### EXERCISE AIM
Return all entries verbatim; skip any pictures.

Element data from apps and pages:
━━━

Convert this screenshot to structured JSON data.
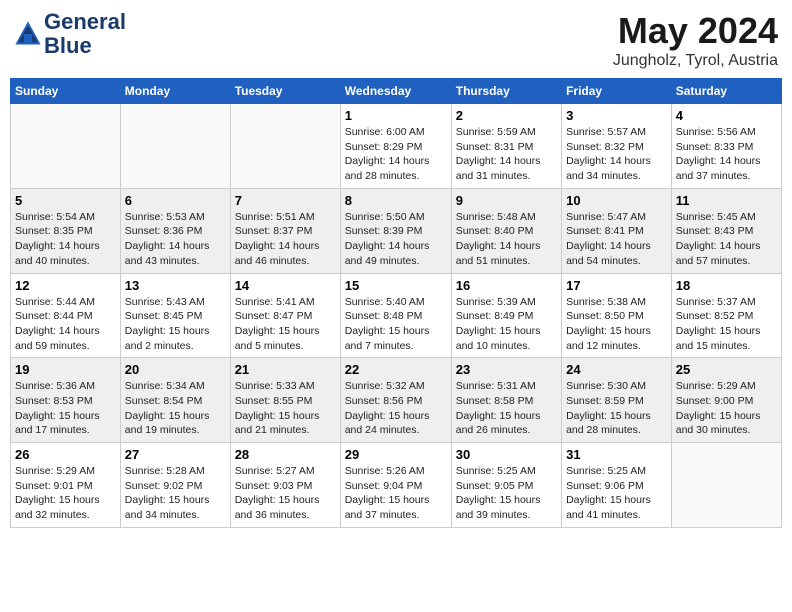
{
  "header": {
    "logo_line1": "General",
    "logo_line2": "Blue",
    "month": "May 2024",
    "location": "Jungholz, Tyrol, Austria"
  },
  "weekdays": [
    "Sunday",
    "Monday",
    "Tuesday",
    "Wednesday",
    "Thursday",
    "Friday",
    "Saturday"
  ],
  "weeks": [
    [
      {
        "day": "",
        "info": ""
      },
      {
        "day": "",
        "info": ""
      },
      {
        "day": "",
        "info": ""
      },
      {
        "day": "1",
        "info": "Sunrise: 6:00 AM\nSunset: 8:29 PM\nDaylight: 14 hours\nand 28 minutes."
      },
      {
        "day": "2",
        "info": "Sunrise: 5:59 AM\nSunset: 8:31 PM\nDaylight: 14 hours\nand 31 minutes."
      },
      {
        "day": "3",
        "info": "Sunrise: 5:57 AM\nSunset: 8:32 PM\nDaylight: 14 hours\nand 34 minutes."
      },
      {
        "day": "4",
        "info": "Sunrise: 5:56 AM\nSunset: 8:33 PM\nDaylight: 14 hours\nand 37 minutes."
      }
    ],
    [
      {
        "day": "5",
        "info": "Sunrise: 5:54 AM\nSunset: 8:35 PM\nDaylight: 14 hours\nand 40 minutes."
      },
      {
        "day": "6",
        "info": "Sunrise: 5:53 AM\nSunset: 8:36 PM\nDaylight: 14 hours\nand 43 minutes."
      },
      {
        "day": "7",
        "info": "Sunrise: 5:51 AM\nSunset: 8:37 PM\nDaylight: 14 hours\nand 46 minutes."
      },
      {
        "day": "8",
        "info": "Sunrise: 5:50 AM\nSunset: 8:39 PM\nDaylight: 14 hours\nand 49 minutes."
      },
      {
        "day": "9",
        "info": "Sunrise: 5:48 AM\nSunset: 8:40 PM\nDaylight: 14 hours\nand 51 minutes."
      },
      {
        "day": "10",
        "info": "Sunrise: 5:47 AM\nSunset: 8:41 PM\nDaylight: 14 hours\nand 54 minutes."
      },
      {
        "day": "11",
        "info": "Sunrise: 5:45 AM\nSunset: 8:43 PM\nDaylight: 14 hours\nand 57 minutes."
      }
    ],
    [
      {
        "day": "12",
        "info": "Sunrise: 5:44 AM\nSunset: 8:44 PM\nDaylight: 14 hours\nand 59 minutes."
      },
      {
        "day": "13",
        "info": "Sunrise: 5:43 AM\nSunset: 8:45 PM\nDaylight: 15 hours\nand 2 minutes."
      },
      {
        "day": "14",
        "info": "Sunrise: 5:41 AM\nSunset: 8:47 PM\nDaylight: 15 hours\nand 5 minutes."
      },
      {
        "day": "15",
        "info": "Sunrise: 5:40 AM\nSunset: 8:48 PM\nDaylight: 15 hours\nand 7 minutes."
      },
      {
        "day": "16",
        "info": "Sunrise: 5:39 AM\nSunset: 8:49 PM\nDaylight: 15 hours\nand 10 minutes."
      },
      {
        "day": "17",
        "info": "Sunrise: 5:38 AM\nSunset: 8:50 PM\nDaylight: 15 hours\nand 12 minutes."
      },
      {
        "day": "18",
        "info": "Sunrise: 5:37 AM\nSunset: 8:52 PM\nDaylight: 15 hours\nand 15 minutes."
      }
    ],
    [
      {
        "day": "19",
        "info": "Sunrise: 5:36 AM\nSunset: 8:53 PM\nDaylight: 15 hours\nand 17 minutes."
      },
      {
        "day": "20",
        "info": "Sunrise: 5:34 AM\nSunset: 8:54 PM\nDaylight: 15 hours\nand 19 minutes."
      },
      {
        "day": "21",
        "info": "Sunrise: 5:33 AM\nSunset: 8:55 PM\nDaylight: 15 hours\nand 21 minutes."
      },
      {
        "day": "22",
        "info": "Sunrise: 5:32 AM\nSunset: 8:56 PM\nDaylight: 15 hours\nand 24 minutes."
      },
      {
        "day": "23",
        "info": "Sunrise: 5:31 AM\nSunset: 8:58 PM\nDaylight: 15 hours\nand 26 minutes."
      },
      {
        "day": "24",
        "info": "Sunrise: 5:30 AM\nSunset: 8:59 PM\nDaylight: 15 hours\nand 28 minutes."
      },
      {
        "day": "25",
        "info": "Sunrise: 5:29 AM\nSunset: 9:00 PM\nDaylight: 15 hours\nand 30 minutes."
      }
    ],
    [
      {
        "day": "26",
        "info": "Sunrise: 5:29 AM\nSunset: 9:01 PM\nDaylight: 15 hours\nand 32 minutes."
      },
      {
        "day": "27",
        "info": "Sunrise: 5:28 AM\nSunset: 9:02 PM\nDaylight: 15 hours\nand 34 minutes."
      },
      {
        "day": "28",
        "info": "Sunrise: 5:27 AM\nSunset: 9:03 PM\nDaylight: 15 hours\nand 36 minutes."
      },
      {
        "day": "29",
        "info": "Sunrise: 5:26 AM\nSunset: 9:04 PM\nDaylight: 15 hours\nand 37 minutes."
      },
      {
        "day": "30",
        "info": "Sunrise: 5:25 AM\nSunset: 9:05 PM\nDaylight: 15 hours\nand 39 minutes."
      },
      {
        "day": "31",
        "info": "Sunrise: 5:25 AM\nSunset: 9:06 PM\nDaylight: 15 hours\nand 41 minutes."
      },
      {
        "day": "",
        "info": ""
      }
    ]
  ]
}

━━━

### ANSWER FOR THE TASK
Convert this screenshot to structured JSON data.
{
  "header": {
    "logo_line1": "General",
    "logo_line2": "Blue",
    "month": "May 2024",
    "location": "Jungholz, Tyrol, Austria"
  },
  "weekdays": [
    "Sunday",
    "Monday",
    "Tuesday",
    "Wednesday",
    "Thursday",
    "Friday",
    "Saturday"
  ],
  "weeks": [
    [
      {
        "day": "",
        "info": ""
      },
      {
        "day": "",
        "info": ""
      },
      {
        "day": "",
        "info": ""
      },
      {
        "day": "1",
        "info": "Sunrise: 6:00 AM\nSunset: 8:29 PM\nDaylight: 14 hours\nand 28 minutes."
      },
      {
        "day": "2",
        "info": "Sunrise: 5:59 AM\nSunset: 8:31 PM\nDaylight: 14 hours\nand 31 minutes."
      },
      {
        "day": "3",
        "info": "Sunrise: 5:57 AM\nSunset: 8:32 PM\nDaylight: 14 hours\nand 34 minutes."
      },
      {
        "day": "4",
        "info": "Sunrise: 5:56 AM\nSunset: 8:33 PM\nDaylight: 14 hours\nand 37 minutes."
      }
    ],
    [
      {
        "day": "5",
        "info": "Sunrise: 5:54 AM\nSunset: 8:35 PM\nDaylight: 14 hours\nand 40 minutes."
      },
      {
        "day": "6",
        "info": "Sunrise: 5:53 AM\nSunset: 8:36 PM\nDaylight: 14 hours\nand 43 minutes."
      },
      {
        "day": "7",
        "info": "Sunrise: 5:51 AM\nSunset: 8:37 PM\nDaylight: 14 hours\nand 46 minutes."
      },
      {
        "day": "8",
        "info": "Sunrise: 5:50 AM\nSunset: 8:39 PM\nDaylight: 14 hours\nand 49 minutes."
      },
      {
        "day": "9",
        "info": "Sunrise: 5:48 AM\nSunset: 8:40 PM\nDaylight: 14 hours\nand 51 minutes."
      },
      {
        "day": "10",
        "info": "Sunrise: 5:47 AM\nSunset: 8:41 PM\nDaylight: 14 hours\nand 54 minutes."
      },
      {
        "day": "11",
        "info": "Sunrise: 5:45 AM\nSunset: 8:43 PM\nDaylight: 14 hours\nand 57 minutes."
      }
    ],
    [
      {
        "day": "12",
        "info": "Sunrise: 5:44 AM\nSunset: 8:44 PM\nDaylight: 14 hours\nand 59 minutes."
      },
      {
        "day": "13",
        "info": "Sunrise: 5:43 AM\nSunset: 8:45 PM\nDaylight: 15 hours\nand 2 minutes."
      },
      {
        "day": "14",
        "info": "Sunrise: 5:41 AM\nSunset: 8:47 PM\nDaylight: 15 hours\nand 5 minutes."
      },
      {
        "day": "15",
        "info": "Sunrise: 5:40 AM\nSunset: 8:48 PM\nDaylight: 15 hours\nand 7 minutes."
      },
      {
        "day": "16",
        "info": "Sunrise: 5:39 AM\nSunset: 8:49 PM\nDaylight: 15 hours\nand 10 minutes."
      },
      {
        "day": "17",
        "info": "Sunrise: 5:38 AM\nSunset: 8:50 PM\nDaylight: 15 hours\nand 12 minutes."
      },
      {
        "day": "18",
        "info": "Sunrise: 5:37 AM\nSunset: 8:52 PM\nDaylight: 15 hours\nand 15 minutes."
      }
    ],
    [
      {
        "day": "19",
        "info": "Sunrise: 5:36 AM\nSunset: 8:53 PM\nDaylight: 15 hours\nand 17 minutes."
      },
      {
        "day": "20",
        "info": "Sunrise: 5:34 AM\nSunset: 8:54 PM\nDaylight: 15 hours\nand 19 minutes."
      },
      {
        "day": "21",
        "info": "Sunrise: 5:33 AM\nSunset: 8:55 PM\nDaylight: 15 hours\nand 21 minutes."
      },
      {
        "day": "22",
        "info": "Sunrise: 5:32 AM\nSunset: 8:56 PM\nDaylight: 15 hours\nand 24 minutes."
      },
      {
        "day": "23",
        "info": "Sunrise: 5:31 AM\nSunset: 8:58 PM\nDaylight: 15 hours\nand 26 minutes."
      },
      {
        "day": "24",
        "info": "Sunrise: 5:30 AM\nSunset: 8:59 PM\nDaylight: 15 hours\nand 28 minutes."
      },
      {
        "day": "25",
        "info": "Sunrise: 5:29 AM\nSunset: 9:00 PM\nDaylight: 15 hours\nand 30 minutes."
      }
    ],
    [
      {
        "day": "26",
        "info": "Sunrise: 5:29 AM\nSunset: 9:01 PM\nDaylight: 15 hours\nand 32 minutes."
      },
      {
        "day": "27",
        "info": "Sunrise: 5:28 AM\nSunset: 9:02 PM\nDaylight: 15 hours\nand 34 minutes."
      },
      {
        "day": "28",
        "info": "Sunrise: 5:27 AM\nSunset: 9:03 PM\nDaylight: 15 hours\nand 36 minutes."
      },
      {
        "day": "29",
        "info": "Sunrise: 5:26 AM\nSunset: 9:04 PM\nDaylight: 15 hours\nand 37 minutes."
      },
      {
        "day": "30",
        "info": "Sunrise: 5:25 AM\nSunset: 9:05 PM\nDaylight: 15 hours\nand 39 minutes."
      },
      {
        "day": "31",
        "info": "Sunrise: 5:25 AM\nSunset: 9:06 PM\nDaylight: 15 hours\nand 41 minutes."
      },
      {
        "day": "",
        "info": ""
      }
    ]
  ]
}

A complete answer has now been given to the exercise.